I’ve noticed that great teams do some extraordinary things that earn them the respect of their customers and colleagues as they consistently deliver results and add value. Their professionalism is exceptional, and their commitment to business-like conduct is unwavering.
It’s not a surprise to me that well-disciplined and serious business professionals can collaborate at a very high level and distinguish themselves as top-performers. That makes common sense to me. Here are some traits to a great team.
Structure and Discipline
Great teams are able to set themselves aside as high-performance operators by developing a structure that allows them to communicate in ways that enable them to collaborate and deliver highly valuable solutions for customers.
By communicating and making decisions at a high level, they allow themselves to process transactions with their customers on a repeatable basis that ensures success for the customers and the team.
This isn’t structure for structure’s sake, this is a structure that enables customer value and results. The discipline of these teams ensures that all process is intended to ensure a wonderfully valuable customer experience.
Clarity and Authenticity
Teammates speak with one another in brief, clear patterns that convey meaning quickly and empower action that leads to customer value and recurring results. These teams don’t bother with complication or obfuscation, they get right to the heart of the matter with straight talk.
Great teams eschew mind games and manipulation and speak in direct terms that help to identify options and get to decisions faster, leading to confident actions that move the team and customers forward.

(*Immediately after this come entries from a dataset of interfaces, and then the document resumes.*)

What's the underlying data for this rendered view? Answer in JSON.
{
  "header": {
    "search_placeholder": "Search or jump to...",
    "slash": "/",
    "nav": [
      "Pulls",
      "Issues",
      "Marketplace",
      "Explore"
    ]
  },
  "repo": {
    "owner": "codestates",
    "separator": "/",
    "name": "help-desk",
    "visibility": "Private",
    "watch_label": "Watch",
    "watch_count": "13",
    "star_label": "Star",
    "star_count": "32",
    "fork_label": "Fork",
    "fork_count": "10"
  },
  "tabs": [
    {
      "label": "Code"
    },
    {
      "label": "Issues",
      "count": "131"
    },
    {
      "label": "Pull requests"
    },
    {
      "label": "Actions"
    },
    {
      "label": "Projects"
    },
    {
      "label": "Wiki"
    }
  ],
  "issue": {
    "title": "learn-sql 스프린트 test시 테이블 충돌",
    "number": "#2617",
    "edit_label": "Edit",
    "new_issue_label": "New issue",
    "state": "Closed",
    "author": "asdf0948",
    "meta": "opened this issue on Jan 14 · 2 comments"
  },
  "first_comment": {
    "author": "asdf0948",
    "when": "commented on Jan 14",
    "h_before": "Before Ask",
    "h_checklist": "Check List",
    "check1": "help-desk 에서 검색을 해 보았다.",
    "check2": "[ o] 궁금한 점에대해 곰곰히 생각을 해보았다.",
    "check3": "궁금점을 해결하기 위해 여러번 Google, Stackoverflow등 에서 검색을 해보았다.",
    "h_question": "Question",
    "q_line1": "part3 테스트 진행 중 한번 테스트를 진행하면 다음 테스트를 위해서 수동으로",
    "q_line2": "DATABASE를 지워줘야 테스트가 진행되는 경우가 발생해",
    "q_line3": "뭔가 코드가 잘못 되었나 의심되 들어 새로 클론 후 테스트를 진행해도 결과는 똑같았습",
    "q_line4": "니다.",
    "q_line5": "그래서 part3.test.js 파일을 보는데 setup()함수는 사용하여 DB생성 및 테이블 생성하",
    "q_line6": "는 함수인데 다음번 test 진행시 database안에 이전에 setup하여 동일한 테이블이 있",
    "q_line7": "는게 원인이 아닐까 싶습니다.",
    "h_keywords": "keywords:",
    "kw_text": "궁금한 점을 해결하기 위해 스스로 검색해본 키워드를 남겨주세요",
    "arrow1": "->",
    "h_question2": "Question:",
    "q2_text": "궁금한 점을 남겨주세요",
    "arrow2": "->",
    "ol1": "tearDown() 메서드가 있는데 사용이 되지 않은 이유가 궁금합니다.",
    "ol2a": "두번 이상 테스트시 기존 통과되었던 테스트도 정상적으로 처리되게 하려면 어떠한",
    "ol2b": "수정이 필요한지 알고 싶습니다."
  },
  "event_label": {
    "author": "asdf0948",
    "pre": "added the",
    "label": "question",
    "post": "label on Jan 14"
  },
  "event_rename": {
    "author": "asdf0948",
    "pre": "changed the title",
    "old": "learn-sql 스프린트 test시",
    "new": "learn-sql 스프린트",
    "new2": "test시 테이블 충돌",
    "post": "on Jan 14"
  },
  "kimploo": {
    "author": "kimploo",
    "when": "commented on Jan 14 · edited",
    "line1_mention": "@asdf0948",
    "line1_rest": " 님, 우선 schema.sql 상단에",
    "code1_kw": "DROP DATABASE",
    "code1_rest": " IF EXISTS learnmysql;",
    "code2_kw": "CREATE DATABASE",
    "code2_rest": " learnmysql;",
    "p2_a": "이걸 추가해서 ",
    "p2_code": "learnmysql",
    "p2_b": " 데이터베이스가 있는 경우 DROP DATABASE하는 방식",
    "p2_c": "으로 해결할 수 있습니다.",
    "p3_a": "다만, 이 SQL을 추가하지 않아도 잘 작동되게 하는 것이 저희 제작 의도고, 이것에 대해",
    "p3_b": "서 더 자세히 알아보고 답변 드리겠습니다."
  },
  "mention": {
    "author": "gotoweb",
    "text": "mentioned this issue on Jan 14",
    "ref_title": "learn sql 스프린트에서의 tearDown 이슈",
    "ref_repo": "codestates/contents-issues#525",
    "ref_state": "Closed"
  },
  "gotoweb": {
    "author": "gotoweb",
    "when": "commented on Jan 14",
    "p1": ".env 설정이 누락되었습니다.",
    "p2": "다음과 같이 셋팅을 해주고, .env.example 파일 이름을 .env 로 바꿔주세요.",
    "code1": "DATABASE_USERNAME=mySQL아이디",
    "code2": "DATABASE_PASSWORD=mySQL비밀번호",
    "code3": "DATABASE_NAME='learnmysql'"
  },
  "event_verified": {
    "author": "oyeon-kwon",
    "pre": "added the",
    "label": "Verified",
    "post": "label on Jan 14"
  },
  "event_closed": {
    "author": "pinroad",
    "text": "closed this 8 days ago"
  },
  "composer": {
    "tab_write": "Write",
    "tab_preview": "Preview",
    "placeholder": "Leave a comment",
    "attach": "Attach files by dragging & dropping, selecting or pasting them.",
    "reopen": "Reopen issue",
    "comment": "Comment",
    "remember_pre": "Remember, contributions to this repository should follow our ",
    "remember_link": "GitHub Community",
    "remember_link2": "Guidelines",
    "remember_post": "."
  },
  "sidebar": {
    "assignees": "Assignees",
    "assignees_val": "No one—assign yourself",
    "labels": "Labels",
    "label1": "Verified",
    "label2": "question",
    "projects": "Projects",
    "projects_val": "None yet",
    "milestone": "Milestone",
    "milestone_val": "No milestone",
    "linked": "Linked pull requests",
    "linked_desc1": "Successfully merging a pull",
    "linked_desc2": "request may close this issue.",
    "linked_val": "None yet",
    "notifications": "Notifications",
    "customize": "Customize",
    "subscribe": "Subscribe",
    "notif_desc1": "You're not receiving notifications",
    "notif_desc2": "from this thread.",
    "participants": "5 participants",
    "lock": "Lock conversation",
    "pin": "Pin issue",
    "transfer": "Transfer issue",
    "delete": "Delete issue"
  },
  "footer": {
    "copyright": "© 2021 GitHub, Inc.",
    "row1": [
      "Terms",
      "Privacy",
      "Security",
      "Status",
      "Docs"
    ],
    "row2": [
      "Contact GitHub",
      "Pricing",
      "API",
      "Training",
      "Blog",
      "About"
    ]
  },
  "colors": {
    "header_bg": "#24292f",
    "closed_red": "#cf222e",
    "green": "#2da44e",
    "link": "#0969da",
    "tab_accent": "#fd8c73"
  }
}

Growth and Opportunity Orientation
The best teams remain open to positive change and expect to recruit continuously to identify the best, most talented people who can join their cause, and fuel the growth of the company as they gain training, skills, and experience solving problems for their growing roster of customers.
These teams assimilate new team members by sharing their high-performance culture with new employees selected because they “Fit” the company culture. Those teams mentor the new associates and remain close at hand while the new teammates ascend to full speed and learn to coach and mentor each succeeding generation of great new employees who follow them.
Masters of Constructive Conflict
For too long, too many of us have held onto the notion that conflict must inherently be negative when members of the team have divergent viewpoints. I’ve noticed teams that struggle with conflict and either avoid it entirely, or set it aside until anger sets in, and then they engage in strident debates or personal attacks.
It’s time that all of us follow the lead of the masterful teams who have learned to skillfully travel the road to positive, constructive conflict. By believing the best in others, and seeking to understand their viewpoints, we can listen and empathize with the diverse views of our teammates.
We need only to share our best ideas and listen to the best ideas of others, to allow ourselves the opportunity to maximize our interactions with the other members of our team and our business partners.
None of us can do it alone, can we? Of course not, that is why we must pay close attention to our teammates and do everything we can to support them, nurture them and to do our best to allow them to achieve as much success personally and professionally as possible. We need to leave some room for them in the spotlight and be gracious and generous so that they can enjoy the glow of the limelight when their hard work delivers strong results and achievements.
What about you? What are your thoughts about how great teams demonstrate their greatness? Tell us a story about a great team you worked with, or a great team you led to success. We’d love to hear your story, honestly, we would! If you send us a story to email@example.com, we’ll send you a great list of Team Building Best Practices. Check out our YouTube channel and subscribe to our valuable series of business and leadership videos.